Required work:
Your answer must be an exact repetition of every record.

Data records:
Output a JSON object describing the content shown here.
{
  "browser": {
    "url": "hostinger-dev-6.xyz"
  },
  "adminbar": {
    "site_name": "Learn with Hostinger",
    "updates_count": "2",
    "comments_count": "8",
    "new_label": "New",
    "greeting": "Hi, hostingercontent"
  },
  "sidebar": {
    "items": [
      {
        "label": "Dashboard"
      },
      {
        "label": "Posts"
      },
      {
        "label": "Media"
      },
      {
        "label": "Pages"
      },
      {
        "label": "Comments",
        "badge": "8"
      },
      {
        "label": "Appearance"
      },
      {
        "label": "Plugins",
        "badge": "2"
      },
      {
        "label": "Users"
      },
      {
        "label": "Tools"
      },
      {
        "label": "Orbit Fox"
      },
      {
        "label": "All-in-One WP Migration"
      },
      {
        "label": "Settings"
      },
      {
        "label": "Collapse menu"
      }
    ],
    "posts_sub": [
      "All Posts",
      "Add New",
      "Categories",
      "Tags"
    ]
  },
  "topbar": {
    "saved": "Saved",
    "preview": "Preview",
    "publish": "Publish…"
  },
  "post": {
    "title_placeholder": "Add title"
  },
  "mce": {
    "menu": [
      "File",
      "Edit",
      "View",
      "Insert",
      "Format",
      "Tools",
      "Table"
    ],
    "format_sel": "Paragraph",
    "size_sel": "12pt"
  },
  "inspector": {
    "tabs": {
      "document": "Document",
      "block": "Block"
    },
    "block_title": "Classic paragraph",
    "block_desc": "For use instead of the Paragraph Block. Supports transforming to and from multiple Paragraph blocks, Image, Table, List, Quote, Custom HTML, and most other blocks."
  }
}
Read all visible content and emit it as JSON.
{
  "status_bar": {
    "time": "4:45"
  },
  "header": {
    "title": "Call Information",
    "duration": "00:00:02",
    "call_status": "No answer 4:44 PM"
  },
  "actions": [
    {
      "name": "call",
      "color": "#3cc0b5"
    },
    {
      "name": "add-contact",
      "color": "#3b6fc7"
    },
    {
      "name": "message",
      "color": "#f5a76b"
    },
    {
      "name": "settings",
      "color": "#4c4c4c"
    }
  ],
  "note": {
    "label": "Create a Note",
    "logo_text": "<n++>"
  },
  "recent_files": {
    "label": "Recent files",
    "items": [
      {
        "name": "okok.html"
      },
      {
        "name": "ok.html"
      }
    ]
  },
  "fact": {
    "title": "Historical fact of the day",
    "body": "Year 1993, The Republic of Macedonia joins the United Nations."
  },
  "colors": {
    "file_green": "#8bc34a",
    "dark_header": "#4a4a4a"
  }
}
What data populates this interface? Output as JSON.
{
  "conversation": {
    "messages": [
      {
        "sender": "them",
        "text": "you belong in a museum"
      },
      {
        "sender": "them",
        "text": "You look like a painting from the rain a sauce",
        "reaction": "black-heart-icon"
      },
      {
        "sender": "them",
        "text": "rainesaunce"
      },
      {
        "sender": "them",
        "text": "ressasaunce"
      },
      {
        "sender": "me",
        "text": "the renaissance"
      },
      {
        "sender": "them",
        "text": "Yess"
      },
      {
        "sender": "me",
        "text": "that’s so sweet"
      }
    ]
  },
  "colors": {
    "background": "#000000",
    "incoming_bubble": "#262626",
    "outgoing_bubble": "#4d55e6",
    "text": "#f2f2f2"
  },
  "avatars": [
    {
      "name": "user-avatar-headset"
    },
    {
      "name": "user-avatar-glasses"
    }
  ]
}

Written response:
Output a JSON object describing the content shown here.
{
  "browser": {
    "url": "hostinger-dev-6.xyz"
  },
  "adminbar": {
    "site_name": "Learn with Hostinger",
    "updates_count": "2",
    "comments_count": "8",
    "new_label": "New",
    "greeting": "Hi, hostingercontent"
  },
  "sidebar": {
    "items": [
      {
        "label": "Dashboard"
      },
      {
        "label": "Posts"
      },
      {
        "label": "Media"
      },
      {
        "label": "Pages"
      },
      {
        "label": "Comments",
        "badge": "8"
      },
      {
        "label": "Appearance"
      },
      {
        "label": "Plugins",
        "badge": "2"
      },
      {
        "label": "Users"
      },
      {
        "label": "Tools"
      },
      {
        "label": "Orbit Fox"
      },
      {
        "label": "All-in-One WP Migration"
      },
      {
        "label": "Settings"
      },
      {
        "label": "Collapse menu"
      }
    ],
    "posts_sub": [
      "All Posts",
      "Add New",
      "Categories",
      "Tags"
    ]
  },
  "topbar": {
    "saved": "Saved",
    "preview": "Preview",
    "publish": "Publish…"
  },
  "post": {
    "title_placeholder": "Add title"
  },
  "mce": {
    "menu": [
      "File",
      "Edit",
      "View",
      "Insert",
      "Format",
      "Tools",
      "Table"
    ],
    "format_sel": "Paragraph",
    "size_sel": "12pt"
  },
  "inspector": {
    "tabs": {
      "document": "Document",
      "block": "Block"
    },
    "block_title": "Classic paragraph",
    "block_desc": "For use instead of the Paragraph Block. Supports transforming to and from multiple Paragraph blocks, Image, Table, List, Quote, Custom HTML, and most other blocks."
  }
}
Read all visible content and emit it as JSON.
{
  "status_bar": {
    "time": "4:45"
  },
  "header": {
    "title": "Call Information",
    "duration": "00:00:02",
    "call_status": "No answer 4:44 PM"
  },
  "actions": [
    {
      "name": "call",
      "color": "#3cc0b5"
    },
    {
      "name": "add-contact",
      "color": "#3b6fc7"
    },
    {
      "name": "message",
      "color": "#f5a76b"
    },
    {
      "name": "settings",
      "color": "#4c4c4c"
    }
  ],
  "note": {
    "label": "Create a Note",
    "logo_text": "<n++>"
  },
  "recent_files": {
    "label": "Recent files",
    "items": [
      {
        "name": "okok.html"
      },
      {
        "name": "ok.html"
      }
    ]
  },
  "fact": {
    "title": "Historical fact of the day",
    "body": "Year 1993, The Republic of Macedonia joins the United Nations."
  },
  "colors": {
    "file_green": "#8bc34a",
    "dark_header": "#4a4a4a"
  }
}
What data populates this interface? Output as JSON.
{
  "conversation": {
    "messages": [
      {
        "sender": "them",
        "text": "you belong in a museum"
      },
      {
        "sender": "them",
        "text": "You look like a painting from the rain a sauce",
        "reaction": "black-heart-icon"
      },
      {
        "sender": "them",
        "text": "rainesaunce"
      },
      {
        "sender": "them",
        "text": "ressasaunce"
      },
      {
        "sender": "me",
        "text": "the renaissance"
      },
      {
        "sender": "them",
        "text": "Yess"
      },
      {
        "sender": "me",
        "text": "that’s so sweet"
      }
    ]
  },
  "colors": {
    "background": "#000000",
    "incoming_bubble": "#262626",
    "outgoing_bubble": "#4d55e6",
    "text": "#f2f2f2"
  },
  "avatars": [
    {
      "name": "user-avatar-headset"
    },
    {
      "name": "user-avatar-glasses"
    }
  ]
}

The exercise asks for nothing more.